▸ **Task description**
Report how many lines of the listing below include the word "Windows". Give nothing but the number.

:::::

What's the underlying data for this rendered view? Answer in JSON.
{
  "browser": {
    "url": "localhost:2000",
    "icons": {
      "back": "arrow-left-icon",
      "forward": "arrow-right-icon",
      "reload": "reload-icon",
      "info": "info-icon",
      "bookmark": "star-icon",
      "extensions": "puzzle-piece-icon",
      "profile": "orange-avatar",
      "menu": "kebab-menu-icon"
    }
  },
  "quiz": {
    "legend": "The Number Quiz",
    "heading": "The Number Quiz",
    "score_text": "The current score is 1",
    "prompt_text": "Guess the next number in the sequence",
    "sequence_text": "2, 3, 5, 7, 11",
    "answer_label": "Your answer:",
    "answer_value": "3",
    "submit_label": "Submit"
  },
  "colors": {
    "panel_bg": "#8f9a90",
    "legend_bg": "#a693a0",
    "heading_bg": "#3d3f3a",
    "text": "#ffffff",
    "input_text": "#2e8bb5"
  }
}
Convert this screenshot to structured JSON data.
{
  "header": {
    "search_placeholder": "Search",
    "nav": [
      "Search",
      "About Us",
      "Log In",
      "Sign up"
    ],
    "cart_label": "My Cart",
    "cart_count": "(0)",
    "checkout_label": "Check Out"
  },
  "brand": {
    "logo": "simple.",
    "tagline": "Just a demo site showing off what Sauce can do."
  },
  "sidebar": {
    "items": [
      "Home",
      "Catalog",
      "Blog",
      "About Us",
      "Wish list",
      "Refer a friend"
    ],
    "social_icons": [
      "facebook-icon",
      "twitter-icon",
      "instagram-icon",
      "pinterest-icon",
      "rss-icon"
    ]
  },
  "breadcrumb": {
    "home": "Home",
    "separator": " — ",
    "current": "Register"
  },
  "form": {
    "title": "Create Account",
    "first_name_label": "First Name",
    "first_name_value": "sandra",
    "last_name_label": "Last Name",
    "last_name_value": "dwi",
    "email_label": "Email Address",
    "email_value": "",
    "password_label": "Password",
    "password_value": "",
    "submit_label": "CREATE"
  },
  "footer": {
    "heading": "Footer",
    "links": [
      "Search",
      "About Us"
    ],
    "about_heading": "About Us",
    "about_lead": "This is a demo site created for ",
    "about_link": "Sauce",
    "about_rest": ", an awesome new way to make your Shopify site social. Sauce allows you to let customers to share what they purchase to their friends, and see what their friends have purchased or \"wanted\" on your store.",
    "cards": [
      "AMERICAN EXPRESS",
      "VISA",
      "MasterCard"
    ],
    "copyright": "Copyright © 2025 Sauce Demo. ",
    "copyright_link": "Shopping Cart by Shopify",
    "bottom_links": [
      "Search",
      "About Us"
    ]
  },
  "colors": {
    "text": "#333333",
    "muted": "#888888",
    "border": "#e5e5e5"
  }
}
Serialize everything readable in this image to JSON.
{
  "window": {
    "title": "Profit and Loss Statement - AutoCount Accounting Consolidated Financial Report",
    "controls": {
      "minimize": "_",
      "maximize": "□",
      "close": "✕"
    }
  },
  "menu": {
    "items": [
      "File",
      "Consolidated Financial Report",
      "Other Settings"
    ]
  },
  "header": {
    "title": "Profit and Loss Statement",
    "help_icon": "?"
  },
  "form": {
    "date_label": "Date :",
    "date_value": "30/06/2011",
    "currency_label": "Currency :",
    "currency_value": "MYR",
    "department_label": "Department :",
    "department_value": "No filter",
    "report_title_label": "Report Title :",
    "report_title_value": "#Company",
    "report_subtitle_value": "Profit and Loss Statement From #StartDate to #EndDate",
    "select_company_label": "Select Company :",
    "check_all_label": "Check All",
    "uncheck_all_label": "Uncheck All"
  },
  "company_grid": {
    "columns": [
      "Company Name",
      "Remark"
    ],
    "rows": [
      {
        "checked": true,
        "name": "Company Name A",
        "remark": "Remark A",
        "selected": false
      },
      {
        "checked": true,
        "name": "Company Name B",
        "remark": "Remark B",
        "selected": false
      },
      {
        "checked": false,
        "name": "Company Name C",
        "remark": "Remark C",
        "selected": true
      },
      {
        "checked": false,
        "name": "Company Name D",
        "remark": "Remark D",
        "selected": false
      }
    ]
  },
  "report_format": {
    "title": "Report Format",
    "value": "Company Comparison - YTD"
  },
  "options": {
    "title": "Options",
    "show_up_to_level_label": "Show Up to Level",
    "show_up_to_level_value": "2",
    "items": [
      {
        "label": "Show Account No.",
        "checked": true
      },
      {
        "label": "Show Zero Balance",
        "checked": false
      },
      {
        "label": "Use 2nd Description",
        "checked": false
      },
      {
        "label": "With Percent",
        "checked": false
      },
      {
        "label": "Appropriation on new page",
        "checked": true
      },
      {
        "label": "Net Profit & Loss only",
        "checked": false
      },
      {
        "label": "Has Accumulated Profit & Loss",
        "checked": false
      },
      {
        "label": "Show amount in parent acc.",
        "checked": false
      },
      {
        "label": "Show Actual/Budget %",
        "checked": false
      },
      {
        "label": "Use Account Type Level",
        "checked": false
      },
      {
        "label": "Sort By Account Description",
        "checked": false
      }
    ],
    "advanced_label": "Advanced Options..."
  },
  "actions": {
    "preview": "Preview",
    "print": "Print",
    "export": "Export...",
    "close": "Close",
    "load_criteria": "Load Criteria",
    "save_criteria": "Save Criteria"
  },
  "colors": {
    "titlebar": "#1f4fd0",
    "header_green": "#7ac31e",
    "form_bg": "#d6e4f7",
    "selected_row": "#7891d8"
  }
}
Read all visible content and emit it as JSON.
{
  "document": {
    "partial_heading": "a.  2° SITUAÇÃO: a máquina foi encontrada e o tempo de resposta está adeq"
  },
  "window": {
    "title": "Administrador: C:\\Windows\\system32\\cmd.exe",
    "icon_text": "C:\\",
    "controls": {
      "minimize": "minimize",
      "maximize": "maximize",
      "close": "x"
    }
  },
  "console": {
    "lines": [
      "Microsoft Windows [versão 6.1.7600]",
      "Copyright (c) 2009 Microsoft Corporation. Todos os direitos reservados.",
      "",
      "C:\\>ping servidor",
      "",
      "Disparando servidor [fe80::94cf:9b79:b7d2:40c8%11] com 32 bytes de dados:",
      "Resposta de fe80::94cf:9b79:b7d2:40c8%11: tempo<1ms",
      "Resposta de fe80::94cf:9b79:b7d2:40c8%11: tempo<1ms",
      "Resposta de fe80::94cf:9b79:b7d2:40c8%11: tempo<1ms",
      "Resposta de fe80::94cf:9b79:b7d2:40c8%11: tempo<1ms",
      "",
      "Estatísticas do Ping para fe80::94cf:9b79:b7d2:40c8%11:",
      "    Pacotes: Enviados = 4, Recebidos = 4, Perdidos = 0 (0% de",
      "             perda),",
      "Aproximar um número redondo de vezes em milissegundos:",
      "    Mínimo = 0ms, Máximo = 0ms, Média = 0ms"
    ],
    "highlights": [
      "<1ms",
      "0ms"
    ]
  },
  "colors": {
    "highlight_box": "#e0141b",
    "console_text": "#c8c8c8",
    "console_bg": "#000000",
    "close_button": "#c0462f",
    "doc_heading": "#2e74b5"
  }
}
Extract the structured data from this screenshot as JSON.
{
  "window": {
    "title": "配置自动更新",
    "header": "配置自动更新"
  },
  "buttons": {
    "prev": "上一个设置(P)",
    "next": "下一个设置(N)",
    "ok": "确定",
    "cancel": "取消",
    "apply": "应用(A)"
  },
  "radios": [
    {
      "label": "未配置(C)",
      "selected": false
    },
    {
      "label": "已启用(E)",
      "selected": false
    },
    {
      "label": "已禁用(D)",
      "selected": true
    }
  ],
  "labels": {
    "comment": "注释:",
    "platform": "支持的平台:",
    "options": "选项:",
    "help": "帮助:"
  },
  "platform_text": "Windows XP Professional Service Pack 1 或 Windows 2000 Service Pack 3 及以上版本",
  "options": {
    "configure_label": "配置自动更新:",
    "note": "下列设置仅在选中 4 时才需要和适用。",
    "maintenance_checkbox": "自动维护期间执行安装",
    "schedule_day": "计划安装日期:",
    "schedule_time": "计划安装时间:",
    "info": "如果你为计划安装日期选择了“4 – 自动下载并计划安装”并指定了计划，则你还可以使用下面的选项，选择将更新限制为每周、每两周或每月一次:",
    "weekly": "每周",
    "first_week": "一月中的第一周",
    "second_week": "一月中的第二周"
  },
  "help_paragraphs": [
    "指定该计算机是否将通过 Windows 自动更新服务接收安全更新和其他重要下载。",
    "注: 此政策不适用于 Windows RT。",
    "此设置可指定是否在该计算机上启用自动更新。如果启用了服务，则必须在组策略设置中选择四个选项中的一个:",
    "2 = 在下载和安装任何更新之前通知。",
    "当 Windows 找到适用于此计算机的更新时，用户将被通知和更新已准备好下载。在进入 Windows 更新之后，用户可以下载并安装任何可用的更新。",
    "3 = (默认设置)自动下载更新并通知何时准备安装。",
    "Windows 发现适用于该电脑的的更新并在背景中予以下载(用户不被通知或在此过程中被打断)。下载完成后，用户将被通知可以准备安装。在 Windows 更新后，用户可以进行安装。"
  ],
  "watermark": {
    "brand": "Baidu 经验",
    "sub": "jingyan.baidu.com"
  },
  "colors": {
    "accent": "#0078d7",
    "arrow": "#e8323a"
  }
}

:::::

▸ **Written response**
7